Directions for this task
Return the entries verbatim and drop every picture.

(Website and app data records)
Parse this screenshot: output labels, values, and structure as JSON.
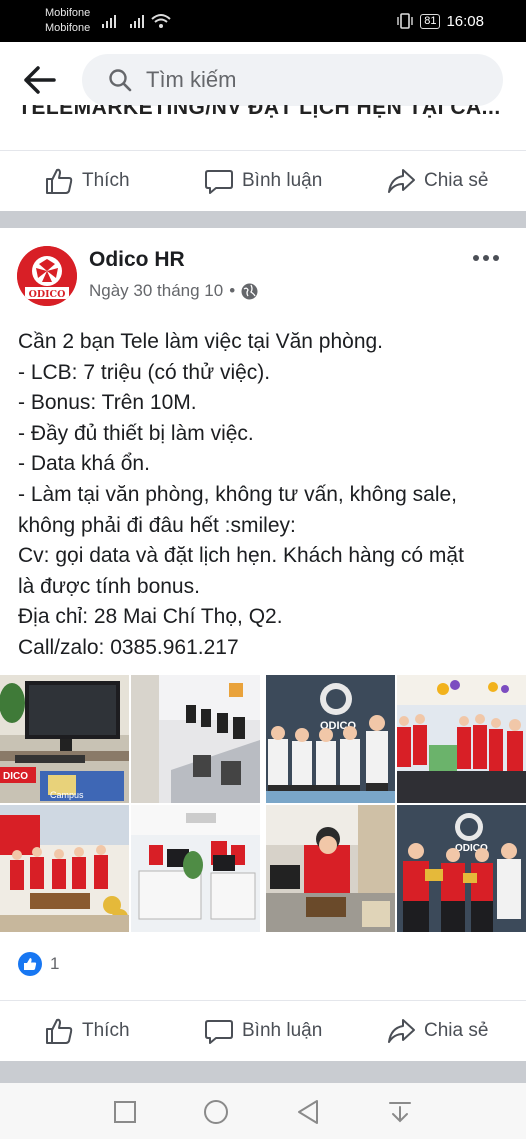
{
  "status_bar": {
    "carrier_1": "Mobifone",
    "carrier_2": "Mobifone",
    "battery": "81",
    "time": "16:08"
  },
  "search": {
    "placeholder": "Tìm kiếm"
  },
  "previous_post": {
    "clipped_title": "TELEMARKETING/NV ĐẶT LỊCH HẸN TẠI CÁ..."
  },
  "actions": {
    "like": "Thích",
    "comment": "Bình luận",
    "share": "Chia sẻ"
  },
  "post": {
    "author": "Odico HR",
    "avatar_text": "ODICO",
    "date": "Ngày 30 tháng 10",
    "separator": "•",
    "privacy_icon": "globe-icon",
    "lines": [
      "Cần 2 bạn Tele làm việc tại Văn phòng.",
      "- LCB: 7 triệu (có thử việc).",
      "- Bonus: Trên 10M.",
      "- Đầy đủ thiết bị làm việc.",
      "- Data khá ổn.",
      "- Làm tại văn phòng, không tư vấn, không sale,",
      "không phải đi đâu hết :smiley:",
      "Cv: gọi data và đặt lịch hẹn. Khách hàng có mặt",
      "là được tính bonus.",
      "Địa chỉ: 28 Mai Chí Thọ, Q2.",
      "Call/zalo: 0385.961.217"
    ],
    "photo_labels": {
      "odico_sign": "DICO",
      "campus": "Campus",
      "wall_logo": "ODICO",
      "wall_logo_2": "ODICO"
    },
    "reaction_count": "1"
  },
  "colors": {
    "accent": "#1877f2",
    "brand_red": "#d81f26",
    "divider": "#c9ccd1"
  }
}
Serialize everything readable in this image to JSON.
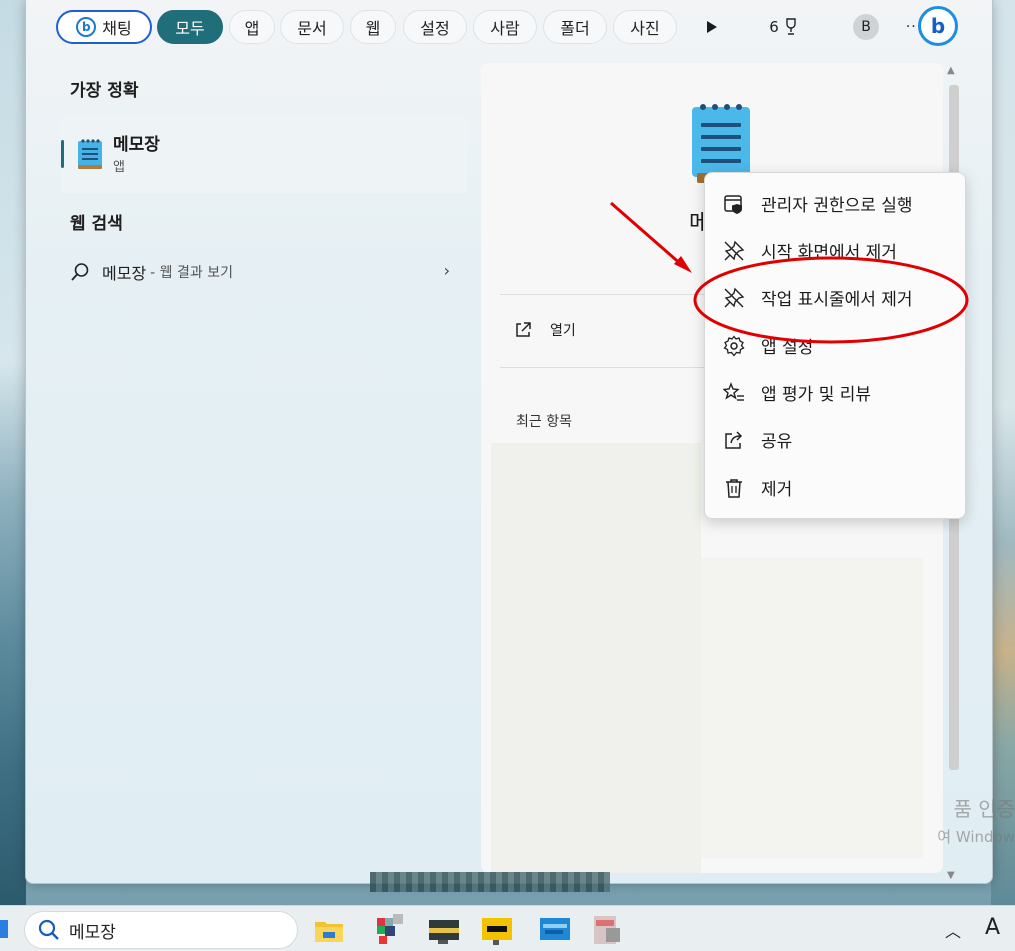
{
  "search_tabs": {
    "chat": "채팅",
    "all": "모두",
    "apps": "앱",
    "documents": "문서",
    "web": "웹",
    "settings": "설정",
    "people": "사람",
    "folders": "폴더",
    "photos": "사진",
    "rewards_count": "6",
    "avatar_letter": "B",
    "more": "···"
  },
  "best_match": {
    "heading": "가장 정확",
    "app_name": "메모장",
    "app_type": "앱"
  },
  "web_search": {
    "heading": "웹 검색",
    "query": "메모장",
    "suffix": "- 웹 결과 보기"
  },
  "detail": {
    "app_name_partial": "메",
    "open_label": "열기",
    "recent_label": "최근 항목"
  },
  "context_menu": {
    "items": [
      {
        "label": "관리자 권한으로 실행",
        "icon": "admin-shield-icon"
      },
      {
        "label": "시작 화면에서 제거",
        "icon": "unpin-icon"
      },
      {
        "label": "작업 표시줄에서 제거",
        "icon": "unpin-icon"
      },
      {
        "label": "앱 설정",
        "icon": "gear-icon"
      },
      {
        "label": "앱 평가 및 리뷰",
        "icon": "star-list-icon"
      },
      {
        "label": "공유",
        "icon": "share-icon"
      },
      {
        "label": "제거",
        "icon": "trash-icon"
      }
    ]
  },
  "taskbar": {
    "search_value": "메모장",
    "ime_indicator": "A"
  },
  "watermark": {
    "line1": "품 인증",
    "line2": "여 Window"
  },
  "colors": {
    "accent": "#1f6e79",
    "annotation": "#e00000",
    "bing_blue": "#1b79d1"
  }
}
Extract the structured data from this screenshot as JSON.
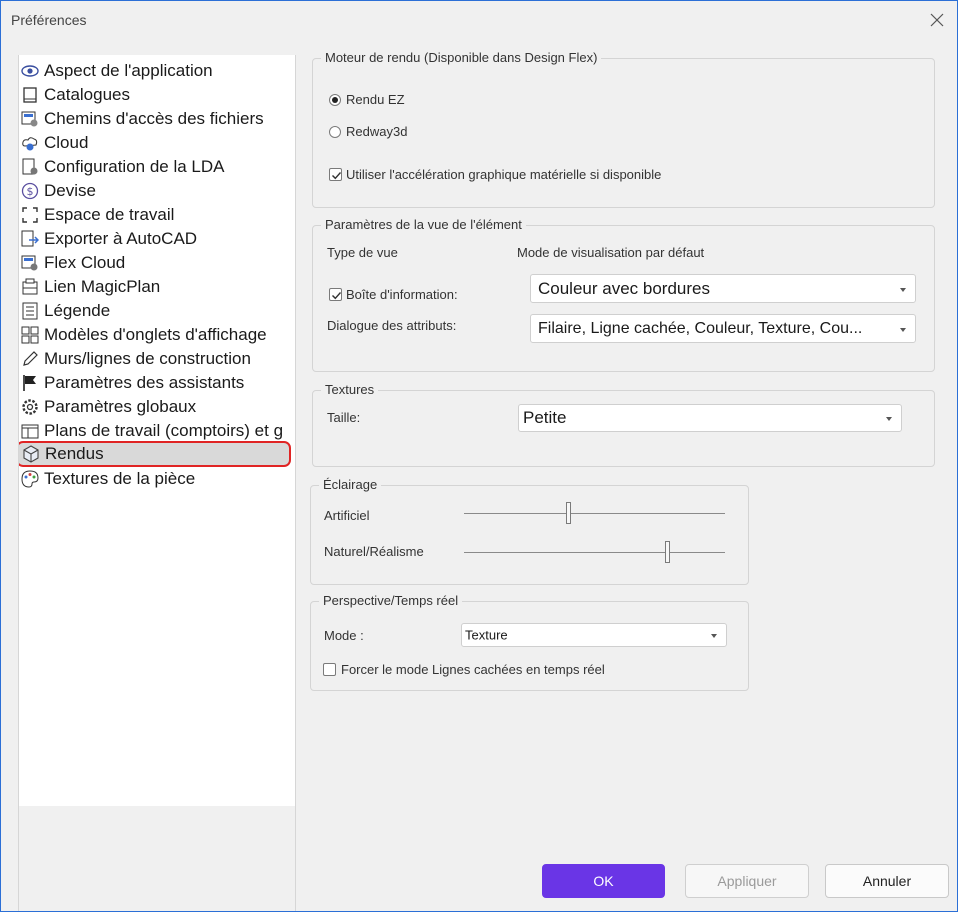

Your response
Parse this screenshot: output labels, values, and structure as JSON.
{
  "status_bar": {
    "carrier_1": "Mobifone",
    "carrier_2": "Mobifone",
    "battery": "81",
    "time": "16:08"
  },
  "search": {
    "placeholder": "Tìm kiếm"
  },
  "previous_post": {
    "clipped_title": "TELEMARKETING/NV ĐẶT LỊCH HẸN TẠI CÁ..."
  },
  "actions": {
    "like": "Thích",
    "comment": "Bình luận",
    "share": "Chia sẻ"
  },
  "post": {
    "author": "Odico HR",
    "avatar_text": "ODICO",
    "date": "Ngày 30 tháng 10",
    "separator": "•",
    "privacy_icon": "globe-icon",
    "lines": [
      "Cần 2 bạn Tele làm việc tại Văn phòng.",
      "- LCB: 7 triệu (có thử việc).",
      "- Bonus: Trên 10M.",
      "- Đầy đủ thiết bị làm việc.",
      "- Data khá ổn.",
      "- Làm tại văn phòng, không tư vấn, không sale,",
      "không phải đi đâu hết :smiley:",
      "Cv: gọi data và đặt lịch hẹn. Khách hàng có mặt",
      "là được tính bonus.",
      "Địa chỉ: 28 Mai Chí Thọ, Q2.",
      "Call/zalo: 0385.961.217"
    ],
    "photo_labels": {
      "odico_sign": "DICO",
      "campus": "Campus",
      "wall_logo": "ODICO",
      "wall_logo_2": "ODICO"
    },
    "reaction_count": "1"
  },
  "colors": {
    "accent": "#1877f2",
    "brand_red": "#d81f26",
    "divider": "#c9ccd1"
  }
}
Serialize everything readable in this image to JSON.
{
  "search_tabs": {
    "chat": "채팅",
    "all": "모두",
    "apps": "앱",
    "documents": "문서",
    "web": "웹",
    "settings": "설정",
    "people": "사람",
    "folders": "폴더",
    "photos": "사진",
    "rewards_count": "6",
    "avatar_letter": "B",
    "more": "···"
  },
  "best_match": {
    "heading": "가장 정확",
    "app_name": "메모장",
    "app_type": "앱"
  },
  "web_search": {
    "heading": "웹 검색",
    "query": "메모장",
    "suffix": "- 웹 결과 보기"
  },
  "detail": {
    "app_name_partial": "메",
    "open_label": "열기",
    "recent_label": "최근 항목"
  },
  "context_menu": {
    "items": [
      {
        "label": "관리자 권한으로 실행",
        "icon": "admin-shield-icon"
      },
      {
        "label": "시작 화면에서 제거",
        "icon": "unpin-icon"
      },
      {
        "label": "작업 표시줄에서 제거",
        "icon": "unpin-icon"
      },
      {
        "label": "앱 설정",
        "icon": "gear-icon"
      },
      {
        "label": "앱 평가 및 리뷰",
        "icon": "star-list-icon"
      },
      {
        "label": "공유",
        "icon": "share-icon"
      },
      {
        "label": "제거",
        "icon": "trash-icon"
      }
    ]
  },
  "taskbar": {
    "search_value": "메모장",
    "ime_indicator": "A"
  },
  "watermark": {
    "line1": "품 인증",
    "line2": "여 Window"
  },
  "colors": {
    "accent": "#1f6e79",
    "annotation": "#e00000",
    "bing_blue": "#1b79d1"
  }
}
Extract the structured data from this screenshot as JSON.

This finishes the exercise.